Fri | Jan 15, 2021

Study being done on commercial banking market to ensure more competition

Published:Tuesday | November 6, 2018 | 12:00 AMMcPherse Thompson/ Assistant Editor - Business
Branches of Jamaica's two largest banks sit on opposite sides at the entrance to the business district, at Knutsford Boulevard in New Kingston. A new study has been commissioned to assess competition within the commercial banking sector.

The Ministry of Finance and Planning has commissioned a study to assess competition in the space within which commercial banks operate in Jamaica with a view to identifying bottlenecks and impediments and to ensure a more competitive market.

Among other things, the study, being overseen and steered by the Fair Trading Commission, FTC, and the Bank of Jamaica, BOJ, will be looking at whether there is space for more players and the barriers for entry into different kinds of products and services.

The sector now has seven players, who manage $1.4 trillion of assets and $934 billion of deposits. Menns SPRL from Belgium was awarded the contract to undertake the study over six months, and work commenced a few weeks ago.

The objective of the study is to assess competition in the space or market within which commercial banks operate, to identify bottlenecks and impediments as well as propose policy recommendations for improved competition, the FTC said.

It is intended that the study will help policymakers understand the reasons for the low level of financial intermediation in Jamaica and provide insights into possible ways for using that information to unlock economic growth, said the Commission.

The conclusions from the study will guide policy recommendations to the government on whether to create discrete or more tailored regulation for different classes of market players in the banking and financial sectors.

Dr Damien King, executive director of the Caribbean Policy Research Institute, CaPRI, said that while the think tank has itself undertaken a study of the banking sector, the findings of which were released earlier this year, an assessment of the competitive nature of the sector is "different from what we did so I think it's a great thing to do because it looks at the problem from a different angle and what seems to me to be quite an instructive angle."
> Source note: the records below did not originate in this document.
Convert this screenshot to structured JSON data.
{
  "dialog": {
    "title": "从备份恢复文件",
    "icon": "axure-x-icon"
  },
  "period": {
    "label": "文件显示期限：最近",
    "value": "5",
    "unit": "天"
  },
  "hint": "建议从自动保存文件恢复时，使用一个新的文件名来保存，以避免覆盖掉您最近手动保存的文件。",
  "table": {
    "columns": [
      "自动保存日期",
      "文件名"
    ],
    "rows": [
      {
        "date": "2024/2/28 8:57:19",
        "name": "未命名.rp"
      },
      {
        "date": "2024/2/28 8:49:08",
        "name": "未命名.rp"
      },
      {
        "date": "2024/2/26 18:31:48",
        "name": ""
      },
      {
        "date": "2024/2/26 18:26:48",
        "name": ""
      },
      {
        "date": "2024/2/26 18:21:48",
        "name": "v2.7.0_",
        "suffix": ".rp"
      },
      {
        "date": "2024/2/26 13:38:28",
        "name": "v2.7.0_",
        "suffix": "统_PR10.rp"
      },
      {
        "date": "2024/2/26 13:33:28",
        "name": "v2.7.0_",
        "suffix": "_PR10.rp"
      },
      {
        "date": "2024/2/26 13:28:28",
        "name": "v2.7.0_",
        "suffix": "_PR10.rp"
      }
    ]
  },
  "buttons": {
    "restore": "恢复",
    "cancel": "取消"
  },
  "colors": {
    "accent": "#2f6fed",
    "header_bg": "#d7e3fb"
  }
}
Richard Murray, executive director of the Jamaica Bankers Association, to whom the Financial Gleaner was referred, said the bankers held a conversation with BOJ Governor Brian Wynter about the study and that the association was receptive to it.

He said that it was difficult to comment on what they would like to see included in the study because "we haven't been given anything to look at."
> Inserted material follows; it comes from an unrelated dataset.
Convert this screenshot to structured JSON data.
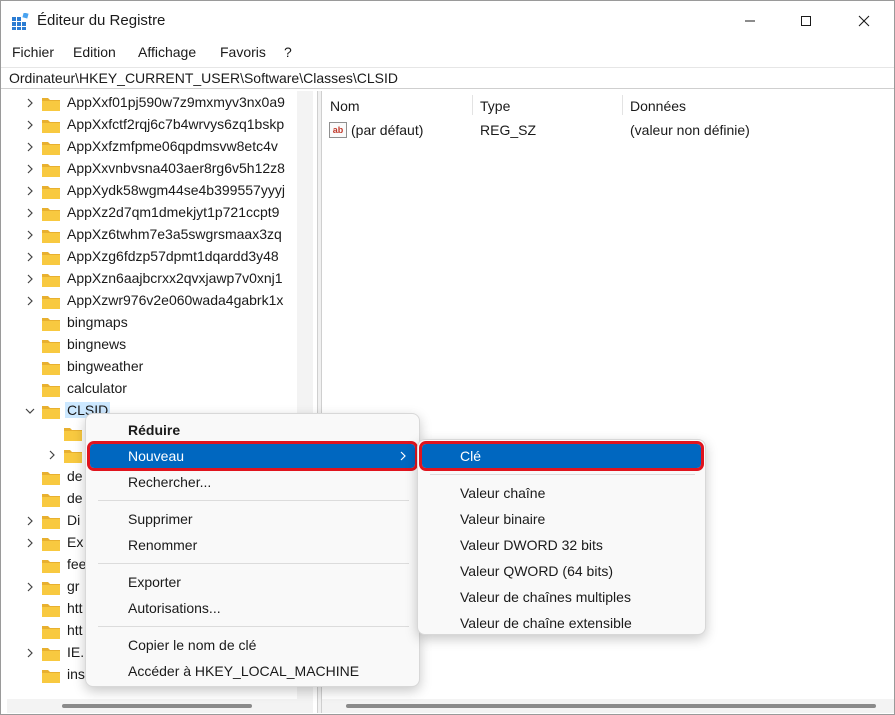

However, "we just hope that at the end of it, we'll be able to review and to provide our comments," said Murray, adding that "it will be very good for the banking sector."




FTC Executive Director David Miller said it was important and necessary to examine the financial landscape, and that such explorations should be made of other types of firms.

"I'm speaking of building societies, in some instances credit unions and microfinance institutions," said the competition expert. "We also think it's necessary to look at what the landscape looks like with respect to consumers. Do they have sufficient choices? What choices do they have? Where are they going to obtain loans and financial products and services and is this satisfactory to build a complete financial framework for Jamaica?"

Referring to the financial inclusion work being undertaken by the central bank, Miller said "this filters right into that financial inclusion set up.

We have seen in recent times the blossoming of microfinance institutions. We have seen the growth of the credit bureaus so we know that there is activity out there and that consumers, in general, are looking for financial products."

Another dimension to it is the steady trending down of interest rates "where consumers and business enterprises are looking for opportunities to invest their money and all this scenario plays into the need to assess what the state of competition is in the banking sector in Jamaica," said the FTC executive director.

As a kick-off to the study, the consultants were in Jamaica two weeks ago and engaged in discussions with the financial players, including the association for microfinance institutions.

"The study will be looking at whether there is space for more players and the barriers for entry into different kinds of products and services - whether it be natural barriers or legislative or policy barriers," Miller said.

In that regard, the consultants will be assessing the framework within which the BOJ regulates financial institutions.